## Problem requirements
Go through the data that follows and restate each line exactly as it reads.

## Supplied entries

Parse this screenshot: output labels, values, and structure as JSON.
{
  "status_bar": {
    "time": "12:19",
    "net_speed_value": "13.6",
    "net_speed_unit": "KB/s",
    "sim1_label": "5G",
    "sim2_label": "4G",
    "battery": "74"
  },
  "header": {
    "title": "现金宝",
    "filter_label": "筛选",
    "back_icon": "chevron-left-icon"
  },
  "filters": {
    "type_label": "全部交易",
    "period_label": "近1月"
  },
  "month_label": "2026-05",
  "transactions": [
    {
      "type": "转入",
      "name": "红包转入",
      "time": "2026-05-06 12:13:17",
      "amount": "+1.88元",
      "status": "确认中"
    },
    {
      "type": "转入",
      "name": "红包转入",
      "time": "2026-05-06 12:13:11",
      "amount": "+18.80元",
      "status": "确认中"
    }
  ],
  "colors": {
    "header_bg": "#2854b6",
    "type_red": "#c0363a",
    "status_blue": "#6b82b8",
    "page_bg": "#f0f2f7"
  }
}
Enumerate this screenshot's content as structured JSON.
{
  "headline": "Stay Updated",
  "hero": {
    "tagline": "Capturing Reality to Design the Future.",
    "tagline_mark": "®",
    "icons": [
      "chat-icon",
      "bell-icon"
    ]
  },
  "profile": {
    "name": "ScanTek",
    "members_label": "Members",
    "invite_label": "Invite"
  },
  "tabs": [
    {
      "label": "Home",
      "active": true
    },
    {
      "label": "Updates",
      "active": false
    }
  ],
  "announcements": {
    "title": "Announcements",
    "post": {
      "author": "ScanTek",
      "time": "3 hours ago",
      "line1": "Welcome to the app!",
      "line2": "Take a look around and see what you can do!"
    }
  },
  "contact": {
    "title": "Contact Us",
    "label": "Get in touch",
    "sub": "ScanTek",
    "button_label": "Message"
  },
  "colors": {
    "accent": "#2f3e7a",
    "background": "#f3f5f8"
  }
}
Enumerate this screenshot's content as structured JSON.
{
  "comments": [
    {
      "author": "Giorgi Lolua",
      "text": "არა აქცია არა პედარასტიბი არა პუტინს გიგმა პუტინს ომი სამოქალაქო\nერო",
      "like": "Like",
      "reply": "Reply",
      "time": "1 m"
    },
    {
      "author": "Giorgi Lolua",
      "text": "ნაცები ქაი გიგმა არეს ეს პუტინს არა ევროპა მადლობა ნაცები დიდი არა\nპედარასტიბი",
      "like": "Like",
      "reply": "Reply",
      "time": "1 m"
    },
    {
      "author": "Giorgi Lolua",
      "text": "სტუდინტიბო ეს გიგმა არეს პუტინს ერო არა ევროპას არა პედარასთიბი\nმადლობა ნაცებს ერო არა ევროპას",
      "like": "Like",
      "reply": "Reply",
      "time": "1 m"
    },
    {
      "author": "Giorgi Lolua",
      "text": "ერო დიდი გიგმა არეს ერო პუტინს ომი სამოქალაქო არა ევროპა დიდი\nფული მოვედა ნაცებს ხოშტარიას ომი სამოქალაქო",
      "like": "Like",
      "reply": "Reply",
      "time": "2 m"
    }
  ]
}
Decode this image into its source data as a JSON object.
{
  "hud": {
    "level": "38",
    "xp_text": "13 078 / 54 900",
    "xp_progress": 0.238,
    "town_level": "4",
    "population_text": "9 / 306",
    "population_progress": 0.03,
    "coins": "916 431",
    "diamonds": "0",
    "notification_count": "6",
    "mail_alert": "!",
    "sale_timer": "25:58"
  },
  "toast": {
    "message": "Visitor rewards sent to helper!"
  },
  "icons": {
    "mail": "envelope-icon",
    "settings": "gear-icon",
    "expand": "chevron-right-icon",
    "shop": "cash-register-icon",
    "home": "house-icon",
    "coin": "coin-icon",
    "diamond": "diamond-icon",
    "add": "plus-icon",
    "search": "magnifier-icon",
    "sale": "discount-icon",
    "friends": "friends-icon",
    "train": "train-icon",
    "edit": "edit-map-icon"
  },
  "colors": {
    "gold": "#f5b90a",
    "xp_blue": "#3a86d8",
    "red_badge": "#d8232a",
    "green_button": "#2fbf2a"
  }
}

## Exercise answer
Parse this screenshot: output labels, values, and structure as JSON.
{
  "status_bar": {
    "time": "12:19",
    "net_speed_value": "13.6",
    "net_speed_unit": "KB/s",
    "sim1_label": "5G",
    "sim2_label": "4G",
    "battery": "74"
  },
  "header": {
    "title": "现金宝",
    "filter_label": "筛选",
    "back_icon": "chevron-left-icon"
  },
  "filters": {
    "type_label": "全部交易",
    "period_label": "近1月"
  },
  "month_label": "2026-05",
  "transactions": [
    {
      "type": "转入",
      "name": "红包转入",
      "time": "2026-05-06 12:13:17",
      "amount": "+1.88元",
      "status": "确认中"
    },
    {
      "type": "转入",
      "name": "红包转入",
      "time": "2026-05-06 12:13:11",
      "amount": "+18.80元",
      "status": "确认中"
    }
  ],
  "colors": {
    "header_bg": "#2854b6",
    "type_red": "#c0363a",
    "status_blue": "#6b82b8",
    "page_bg": "#f0f2f7"
  }
}
Enumerate this screenshot's content as structured JSON.
{
  "headline": "Stay Updated",
  "hero": {
    "tagline": "Capturing Reality to Design the Future.",
    "tagline_mark": "®",
    "icons": [
      "chat-icon",
      "bell-icon"
    ]
  },
  "profile": {
    "name": "ScanTek",
    "members_label": "Members",
    "invite_label": "Invite"
  },
  "tabs": [
    {
      "label": "Home",
      "active": true
    },
    {
      "label": "Updates",
      "active": false
    }
  ],
  "announcements": {
    "title": "Announcements",
    "post": {
      "author": "ScanTek",
      "time": "3 hours ago",
      "line1": "Welcome to the app!",
      "line2": "Take a look around and see what you can do!"
    }
  },
  "contact": {
    "title": "Contact Us",
    "label": "Get in touch",
    "sub": "ScanTek",
    "button_label": "Message"
  },
  "colors": {
    "accent": "#2f3e7a",
    "background": "#f3f5f8"
  }
}
Enumerate this screenshot's content as structured JSON.
{
  "comments": [
    {
      "author": "Giorgi Lolua",
      "text": "არა აქცია არა პედარასტიბი არა პუტინს გიგმა პუტინს ომი სამოქალაქო\nერო",
      "like": "Like",
      "reply": "Reply",
      "time": "1 m"
    },
    {
      "author": "Giorgi Lolua",
      "text": "ნაცები ქაი გიგმა არეს ეს პუტინს არა ევროპა მადლობა ნაცები დიდი არა\nპედარასტიბი",
      "like": "Like",
      "reply": "Reply",
      "time": "1 m"
    },
    {
      "author": "Giorgi Lolua",
      "text": "სტუდინტიბო ეს გიგმა არეს პუტინს ერო არა ევროპას არა პედარასთიბი\nმადლობა ნაცებს ერო არა ევროპას",
      "like": "Like",
      "reply": "Reply",
      "time": "1 m"
    },
    {
      "author": "Giorgi Lolua",
      "text": "ერო დიდი გიგმა არეს ერო პუტინს ომი სამოქალაქო არა ევროპა დიდი\nფული მოვედა ნაცებს ხოშტარიას ომი სამოქალაქო",
      "like": "Like",
      "reply": "Reply",
      "time": "2 m"
    }
  ]
}
Decode this image into its source data as a JSON object.
{
  "hud": {
    "level": "38",
    "xp_text": "13 078 / 54 900",
    "xp_progress": 0.238,
    "town_level": "4",
    "population_text": "9 / 306",
    "population_progress": 0.03,
    "coins": "916 431",
    "diamonds": "0",
    "notification_count": "6",
    "mail_alert": "!",
    "sale_timer": "25:58"
  },
  "toast": {
    "message": "Visitor rewards sent to helper!"
  },
  "icons": {
    "mail": "envelope-icon",
    "settings": "gear-icon",
    "expand": "chevron-right-icon",
    "shop": "cash-register-icon",
    "home": "house-icon",
    "coin": "coin-icon",
    "diamond": "diamond-icon",
    "add": "plus-icon",
    "search": "magnifier-icon",
    "sale": "discount-icon",
    "friends": "friends-icon",
    "train": "train-icon",
    "edit": "edit-map-icon"
  },
  "colors": {
    "gold": "#f5b90a",
    "xp_blue": "#3a86d8",
    "red_badge": "#d8232a",
    "green_button": "#2fbf2a"
  }
}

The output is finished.